Across the entries below, the lines containing "JSON" should be counted and only their number returned.

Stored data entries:
================
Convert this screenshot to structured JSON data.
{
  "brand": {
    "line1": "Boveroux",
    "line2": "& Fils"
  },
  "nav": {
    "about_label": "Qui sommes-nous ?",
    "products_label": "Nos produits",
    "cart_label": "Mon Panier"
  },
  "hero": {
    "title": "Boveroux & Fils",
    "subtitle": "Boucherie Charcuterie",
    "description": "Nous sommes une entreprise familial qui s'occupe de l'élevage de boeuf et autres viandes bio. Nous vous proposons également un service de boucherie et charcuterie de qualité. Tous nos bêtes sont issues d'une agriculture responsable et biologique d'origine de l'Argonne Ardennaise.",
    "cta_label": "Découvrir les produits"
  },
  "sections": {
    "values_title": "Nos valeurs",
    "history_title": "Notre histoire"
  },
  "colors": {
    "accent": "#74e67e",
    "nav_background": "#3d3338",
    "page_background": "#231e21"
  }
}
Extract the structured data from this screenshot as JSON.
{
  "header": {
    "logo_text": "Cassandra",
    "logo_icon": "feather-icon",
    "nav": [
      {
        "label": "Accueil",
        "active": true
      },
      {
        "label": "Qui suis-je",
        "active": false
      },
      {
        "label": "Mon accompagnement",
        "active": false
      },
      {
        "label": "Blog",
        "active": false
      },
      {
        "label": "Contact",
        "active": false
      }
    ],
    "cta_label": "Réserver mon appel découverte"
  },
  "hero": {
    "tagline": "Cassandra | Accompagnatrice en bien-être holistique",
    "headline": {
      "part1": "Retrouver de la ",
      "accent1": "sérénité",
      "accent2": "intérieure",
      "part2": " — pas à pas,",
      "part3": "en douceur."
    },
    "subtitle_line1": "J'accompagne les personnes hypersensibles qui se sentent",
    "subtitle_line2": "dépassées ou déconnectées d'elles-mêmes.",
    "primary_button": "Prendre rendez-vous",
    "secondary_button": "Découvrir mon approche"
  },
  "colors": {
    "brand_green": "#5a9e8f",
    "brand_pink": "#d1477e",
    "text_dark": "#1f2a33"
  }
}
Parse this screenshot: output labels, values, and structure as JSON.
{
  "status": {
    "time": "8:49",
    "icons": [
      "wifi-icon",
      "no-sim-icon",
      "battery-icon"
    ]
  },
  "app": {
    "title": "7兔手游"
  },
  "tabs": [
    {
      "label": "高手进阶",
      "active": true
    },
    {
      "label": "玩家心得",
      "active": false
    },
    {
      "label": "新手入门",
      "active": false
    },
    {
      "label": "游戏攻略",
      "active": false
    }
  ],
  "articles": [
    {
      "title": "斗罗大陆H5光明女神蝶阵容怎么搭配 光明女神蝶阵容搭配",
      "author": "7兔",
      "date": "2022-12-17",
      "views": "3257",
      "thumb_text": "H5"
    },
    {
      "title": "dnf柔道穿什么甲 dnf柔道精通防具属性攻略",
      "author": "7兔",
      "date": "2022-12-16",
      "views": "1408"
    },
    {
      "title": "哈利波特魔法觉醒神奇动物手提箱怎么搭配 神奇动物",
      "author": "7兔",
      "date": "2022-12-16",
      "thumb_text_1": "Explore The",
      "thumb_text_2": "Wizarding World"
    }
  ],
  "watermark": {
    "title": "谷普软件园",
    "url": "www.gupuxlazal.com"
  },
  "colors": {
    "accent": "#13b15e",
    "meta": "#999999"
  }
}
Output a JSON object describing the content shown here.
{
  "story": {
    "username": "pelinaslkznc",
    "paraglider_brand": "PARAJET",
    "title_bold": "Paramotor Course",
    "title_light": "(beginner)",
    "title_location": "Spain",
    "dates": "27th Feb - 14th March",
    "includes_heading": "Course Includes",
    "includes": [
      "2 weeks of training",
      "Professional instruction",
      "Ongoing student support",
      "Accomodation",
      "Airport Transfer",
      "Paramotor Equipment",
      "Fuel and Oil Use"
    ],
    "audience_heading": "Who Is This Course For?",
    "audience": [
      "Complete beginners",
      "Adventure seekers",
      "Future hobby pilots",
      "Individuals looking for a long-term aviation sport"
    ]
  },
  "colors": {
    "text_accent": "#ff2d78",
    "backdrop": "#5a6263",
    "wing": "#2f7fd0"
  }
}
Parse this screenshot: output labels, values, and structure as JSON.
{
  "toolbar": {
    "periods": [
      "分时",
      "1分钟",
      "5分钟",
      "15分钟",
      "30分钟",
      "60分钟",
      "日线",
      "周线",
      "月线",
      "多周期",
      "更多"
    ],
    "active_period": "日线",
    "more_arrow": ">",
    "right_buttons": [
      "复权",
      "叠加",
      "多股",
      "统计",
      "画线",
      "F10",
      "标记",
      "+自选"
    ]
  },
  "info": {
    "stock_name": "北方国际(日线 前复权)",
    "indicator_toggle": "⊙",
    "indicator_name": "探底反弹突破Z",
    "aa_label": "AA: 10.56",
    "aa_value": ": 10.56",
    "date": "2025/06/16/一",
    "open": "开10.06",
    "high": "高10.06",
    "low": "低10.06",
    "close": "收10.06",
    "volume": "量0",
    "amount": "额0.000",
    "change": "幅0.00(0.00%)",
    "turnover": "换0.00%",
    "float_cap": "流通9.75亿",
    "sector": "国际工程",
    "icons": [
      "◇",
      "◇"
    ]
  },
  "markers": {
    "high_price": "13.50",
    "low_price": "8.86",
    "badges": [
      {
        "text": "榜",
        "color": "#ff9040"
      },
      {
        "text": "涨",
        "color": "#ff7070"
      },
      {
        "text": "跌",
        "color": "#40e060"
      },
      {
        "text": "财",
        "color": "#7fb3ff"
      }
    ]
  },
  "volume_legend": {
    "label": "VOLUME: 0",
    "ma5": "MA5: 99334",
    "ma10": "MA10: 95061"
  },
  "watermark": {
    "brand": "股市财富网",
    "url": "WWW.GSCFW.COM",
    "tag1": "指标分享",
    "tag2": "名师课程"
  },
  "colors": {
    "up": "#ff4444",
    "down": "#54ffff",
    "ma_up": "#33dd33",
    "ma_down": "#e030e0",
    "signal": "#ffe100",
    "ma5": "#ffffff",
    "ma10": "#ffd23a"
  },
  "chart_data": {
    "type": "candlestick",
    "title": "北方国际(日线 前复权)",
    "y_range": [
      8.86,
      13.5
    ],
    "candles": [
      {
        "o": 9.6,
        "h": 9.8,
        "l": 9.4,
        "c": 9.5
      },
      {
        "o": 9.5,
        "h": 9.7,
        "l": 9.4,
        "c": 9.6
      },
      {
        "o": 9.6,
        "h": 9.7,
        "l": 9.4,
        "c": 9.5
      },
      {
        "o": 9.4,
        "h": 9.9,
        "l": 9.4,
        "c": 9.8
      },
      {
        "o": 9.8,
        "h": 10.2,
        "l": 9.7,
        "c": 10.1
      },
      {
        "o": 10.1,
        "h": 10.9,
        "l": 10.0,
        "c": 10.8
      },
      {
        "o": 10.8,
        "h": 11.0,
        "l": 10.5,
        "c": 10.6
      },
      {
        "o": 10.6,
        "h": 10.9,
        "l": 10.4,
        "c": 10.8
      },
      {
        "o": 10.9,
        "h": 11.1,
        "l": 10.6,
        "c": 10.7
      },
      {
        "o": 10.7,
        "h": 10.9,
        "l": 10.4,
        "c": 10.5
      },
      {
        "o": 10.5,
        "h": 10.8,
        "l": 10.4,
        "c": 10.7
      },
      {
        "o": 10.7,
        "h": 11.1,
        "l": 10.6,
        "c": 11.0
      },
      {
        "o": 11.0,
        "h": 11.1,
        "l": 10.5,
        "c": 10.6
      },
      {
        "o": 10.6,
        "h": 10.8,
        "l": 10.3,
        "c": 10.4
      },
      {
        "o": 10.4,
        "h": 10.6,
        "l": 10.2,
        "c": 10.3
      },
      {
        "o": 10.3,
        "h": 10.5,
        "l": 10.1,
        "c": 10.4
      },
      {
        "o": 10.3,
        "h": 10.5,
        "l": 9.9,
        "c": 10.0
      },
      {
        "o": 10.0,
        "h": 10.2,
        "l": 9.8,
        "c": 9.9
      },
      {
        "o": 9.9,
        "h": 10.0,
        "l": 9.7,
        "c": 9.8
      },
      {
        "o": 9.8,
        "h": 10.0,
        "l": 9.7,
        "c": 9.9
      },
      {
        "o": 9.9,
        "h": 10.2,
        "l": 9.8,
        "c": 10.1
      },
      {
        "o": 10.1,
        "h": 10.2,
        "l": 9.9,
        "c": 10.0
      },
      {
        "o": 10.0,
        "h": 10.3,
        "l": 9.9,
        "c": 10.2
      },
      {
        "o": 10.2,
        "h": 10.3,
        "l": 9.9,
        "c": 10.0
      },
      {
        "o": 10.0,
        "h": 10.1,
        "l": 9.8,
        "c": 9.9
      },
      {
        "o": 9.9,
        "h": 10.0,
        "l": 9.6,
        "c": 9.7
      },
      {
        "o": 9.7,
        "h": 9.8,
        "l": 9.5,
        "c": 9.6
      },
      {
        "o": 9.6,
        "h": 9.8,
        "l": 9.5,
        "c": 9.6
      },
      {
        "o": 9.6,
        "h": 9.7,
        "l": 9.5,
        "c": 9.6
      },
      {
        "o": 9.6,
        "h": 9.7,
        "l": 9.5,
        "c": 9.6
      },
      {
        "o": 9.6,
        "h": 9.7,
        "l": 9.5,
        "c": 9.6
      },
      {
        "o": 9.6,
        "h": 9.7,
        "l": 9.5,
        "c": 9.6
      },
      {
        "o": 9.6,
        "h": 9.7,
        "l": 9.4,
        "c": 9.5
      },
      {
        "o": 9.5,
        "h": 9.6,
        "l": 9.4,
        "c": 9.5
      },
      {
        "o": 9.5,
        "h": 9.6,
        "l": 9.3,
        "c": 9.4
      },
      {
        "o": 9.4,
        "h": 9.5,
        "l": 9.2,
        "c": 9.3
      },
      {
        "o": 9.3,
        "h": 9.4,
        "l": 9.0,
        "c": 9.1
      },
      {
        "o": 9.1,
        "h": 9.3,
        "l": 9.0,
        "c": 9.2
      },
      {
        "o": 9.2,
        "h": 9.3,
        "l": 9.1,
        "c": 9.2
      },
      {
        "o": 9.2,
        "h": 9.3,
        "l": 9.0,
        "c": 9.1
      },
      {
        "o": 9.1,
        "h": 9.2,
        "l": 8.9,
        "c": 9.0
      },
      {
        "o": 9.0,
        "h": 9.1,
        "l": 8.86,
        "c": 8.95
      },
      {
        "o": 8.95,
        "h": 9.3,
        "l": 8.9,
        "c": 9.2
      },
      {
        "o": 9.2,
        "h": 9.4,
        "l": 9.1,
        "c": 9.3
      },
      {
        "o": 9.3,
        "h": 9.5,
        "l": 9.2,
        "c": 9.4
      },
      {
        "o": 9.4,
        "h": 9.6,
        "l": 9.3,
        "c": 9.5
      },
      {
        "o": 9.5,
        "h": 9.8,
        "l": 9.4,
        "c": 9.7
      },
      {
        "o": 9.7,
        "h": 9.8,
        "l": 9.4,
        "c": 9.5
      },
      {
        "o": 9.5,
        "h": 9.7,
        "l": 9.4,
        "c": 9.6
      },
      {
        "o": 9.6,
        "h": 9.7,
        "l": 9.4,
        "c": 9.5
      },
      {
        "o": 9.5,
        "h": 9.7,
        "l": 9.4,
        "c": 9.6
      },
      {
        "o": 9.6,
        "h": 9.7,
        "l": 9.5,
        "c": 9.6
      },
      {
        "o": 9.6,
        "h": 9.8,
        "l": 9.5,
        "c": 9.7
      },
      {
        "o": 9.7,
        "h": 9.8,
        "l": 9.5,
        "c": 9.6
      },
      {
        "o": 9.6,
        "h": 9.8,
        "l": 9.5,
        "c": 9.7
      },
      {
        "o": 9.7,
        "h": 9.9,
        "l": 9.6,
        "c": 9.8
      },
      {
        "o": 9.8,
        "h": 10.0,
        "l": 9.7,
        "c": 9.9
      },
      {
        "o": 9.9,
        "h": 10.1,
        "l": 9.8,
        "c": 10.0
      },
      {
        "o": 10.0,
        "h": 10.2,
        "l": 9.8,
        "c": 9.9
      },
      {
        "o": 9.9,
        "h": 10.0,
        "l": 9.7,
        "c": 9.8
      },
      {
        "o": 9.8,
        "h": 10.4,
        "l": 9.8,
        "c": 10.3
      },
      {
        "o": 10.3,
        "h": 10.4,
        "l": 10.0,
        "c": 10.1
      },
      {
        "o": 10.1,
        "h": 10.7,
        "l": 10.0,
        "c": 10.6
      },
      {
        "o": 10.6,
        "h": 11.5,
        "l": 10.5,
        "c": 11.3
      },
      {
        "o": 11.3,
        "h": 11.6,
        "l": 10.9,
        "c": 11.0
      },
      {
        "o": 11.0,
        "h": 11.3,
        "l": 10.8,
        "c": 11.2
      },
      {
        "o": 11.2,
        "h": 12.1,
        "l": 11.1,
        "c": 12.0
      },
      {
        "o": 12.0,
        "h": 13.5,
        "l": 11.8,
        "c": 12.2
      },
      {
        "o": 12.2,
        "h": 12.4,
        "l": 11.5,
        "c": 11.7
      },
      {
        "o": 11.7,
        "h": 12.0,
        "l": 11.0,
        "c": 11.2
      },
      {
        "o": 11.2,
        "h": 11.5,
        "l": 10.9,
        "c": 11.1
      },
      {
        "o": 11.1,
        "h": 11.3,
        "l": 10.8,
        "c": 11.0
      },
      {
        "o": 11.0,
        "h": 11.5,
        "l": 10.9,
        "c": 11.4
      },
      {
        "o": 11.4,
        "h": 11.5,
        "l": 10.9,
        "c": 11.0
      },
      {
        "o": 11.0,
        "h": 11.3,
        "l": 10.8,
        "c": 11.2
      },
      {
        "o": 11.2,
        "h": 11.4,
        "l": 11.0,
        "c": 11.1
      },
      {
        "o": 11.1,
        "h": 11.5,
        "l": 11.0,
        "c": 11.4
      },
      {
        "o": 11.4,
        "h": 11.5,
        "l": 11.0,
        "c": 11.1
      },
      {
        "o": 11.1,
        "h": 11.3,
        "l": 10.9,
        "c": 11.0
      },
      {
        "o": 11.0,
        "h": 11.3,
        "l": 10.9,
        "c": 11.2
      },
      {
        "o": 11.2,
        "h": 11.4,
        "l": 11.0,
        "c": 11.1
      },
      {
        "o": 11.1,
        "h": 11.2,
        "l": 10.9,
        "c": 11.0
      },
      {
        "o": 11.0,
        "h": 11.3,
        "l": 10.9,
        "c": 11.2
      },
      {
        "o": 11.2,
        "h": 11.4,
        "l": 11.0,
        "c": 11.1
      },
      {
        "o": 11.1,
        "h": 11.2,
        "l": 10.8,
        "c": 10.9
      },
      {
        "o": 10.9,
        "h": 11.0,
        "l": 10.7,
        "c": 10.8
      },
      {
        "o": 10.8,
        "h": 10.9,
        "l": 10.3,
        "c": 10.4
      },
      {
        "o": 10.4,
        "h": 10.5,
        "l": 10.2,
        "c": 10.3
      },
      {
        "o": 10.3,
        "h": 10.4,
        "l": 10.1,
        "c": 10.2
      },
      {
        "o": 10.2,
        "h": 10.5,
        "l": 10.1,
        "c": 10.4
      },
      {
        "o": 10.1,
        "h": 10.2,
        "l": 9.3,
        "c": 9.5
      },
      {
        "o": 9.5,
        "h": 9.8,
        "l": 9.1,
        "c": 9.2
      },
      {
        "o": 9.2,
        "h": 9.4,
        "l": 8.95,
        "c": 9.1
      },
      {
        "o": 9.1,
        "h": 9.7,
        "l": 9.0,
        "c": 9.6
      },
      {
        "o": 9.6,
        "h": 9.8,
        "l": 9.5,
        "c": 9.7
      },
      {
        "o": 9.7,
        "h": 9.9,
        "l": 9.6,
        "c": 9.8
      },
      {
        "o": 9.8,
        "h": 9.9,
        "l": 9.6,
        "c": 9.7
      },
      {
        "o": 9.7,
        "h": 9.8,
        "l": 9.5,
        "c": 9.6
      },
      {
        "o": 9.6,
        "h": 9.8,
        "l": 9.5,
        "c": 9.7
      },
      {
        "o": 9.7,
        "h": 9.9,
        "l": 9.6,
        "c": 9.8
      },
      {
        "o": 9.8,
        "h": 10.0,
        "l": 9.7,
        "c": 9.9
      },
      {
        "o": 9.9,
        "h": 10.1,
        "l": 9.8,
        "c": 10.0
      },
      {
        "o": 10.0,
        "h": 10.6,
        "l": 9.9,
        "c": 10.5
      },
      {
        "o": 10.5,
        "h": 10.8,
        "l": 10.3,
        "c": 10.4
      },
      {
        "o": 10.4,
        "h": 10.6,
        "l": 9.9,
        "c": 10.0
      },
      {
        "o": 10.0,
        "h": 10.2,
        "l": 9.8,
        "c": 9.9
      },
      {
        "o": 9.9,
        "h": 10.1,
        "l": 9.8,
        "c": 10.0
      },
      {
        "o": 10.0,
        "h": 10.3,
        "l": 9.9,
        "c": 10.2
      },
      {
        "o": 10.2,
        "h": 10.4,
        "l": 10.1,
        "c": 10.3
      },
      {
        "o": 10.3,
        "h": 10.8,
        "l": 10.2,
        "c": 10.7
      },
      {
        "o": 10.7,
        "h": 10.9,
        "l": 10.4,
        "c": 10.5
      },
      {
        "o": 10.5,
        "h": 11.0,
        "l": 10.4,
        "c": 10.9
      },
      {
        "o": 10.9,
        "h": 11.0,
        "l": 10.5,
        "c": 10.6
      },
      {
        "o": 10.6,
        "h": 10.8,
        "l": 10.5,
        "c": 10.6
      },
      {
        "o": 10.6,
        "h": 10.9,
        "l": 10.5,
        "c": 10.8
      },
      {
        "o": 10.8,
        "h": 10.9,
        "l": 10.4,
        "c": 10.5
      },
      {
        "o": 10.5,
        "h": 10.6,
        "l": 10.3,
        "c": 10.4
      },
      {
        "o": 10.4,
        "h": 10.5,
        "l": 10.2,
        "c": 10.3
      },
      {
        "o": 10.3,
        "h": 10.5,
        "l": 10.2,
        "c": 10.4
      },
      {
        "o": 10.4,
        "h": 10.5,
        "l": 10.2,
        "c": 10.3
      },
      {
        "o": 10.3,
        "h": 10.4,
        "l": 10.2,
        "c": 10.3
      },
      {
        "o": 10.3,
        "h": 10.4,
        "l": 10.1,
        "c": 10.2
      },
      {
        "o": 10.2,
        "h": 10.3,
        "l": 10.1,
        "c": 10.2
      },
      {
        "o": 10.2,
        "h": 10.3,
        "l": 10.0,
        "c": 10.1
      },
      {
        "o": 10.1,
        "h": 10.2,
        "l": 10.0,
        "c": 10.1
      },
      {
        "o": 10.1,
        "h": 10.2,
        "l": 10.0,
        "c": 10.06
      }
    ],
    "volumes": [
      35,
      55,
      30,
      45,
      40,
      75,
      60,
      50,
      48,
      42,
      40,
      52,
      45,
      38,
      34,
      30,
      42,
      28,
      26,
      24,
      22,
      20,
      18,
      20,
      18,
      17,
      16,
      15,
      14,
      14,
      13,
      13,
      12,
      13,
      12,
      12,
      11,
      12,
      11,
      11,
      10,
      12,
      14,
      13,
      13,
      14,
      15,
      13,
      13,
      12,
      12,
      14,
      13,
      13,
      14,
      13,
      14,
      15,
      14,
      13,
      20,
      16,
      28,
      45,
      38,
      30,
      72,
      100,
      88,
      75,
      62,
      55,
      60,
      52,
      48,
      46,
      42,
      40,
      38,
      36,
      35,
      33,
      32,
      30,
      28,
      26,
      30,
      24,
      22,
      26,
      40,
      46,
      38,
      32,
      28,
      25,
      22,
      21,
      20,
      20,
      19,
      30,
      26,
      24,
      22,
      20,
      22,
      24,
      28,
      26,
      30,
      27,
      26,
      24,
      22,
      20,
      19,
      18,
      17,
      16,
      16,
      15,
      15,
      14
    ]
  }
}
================
▸ **Exercise answer**
5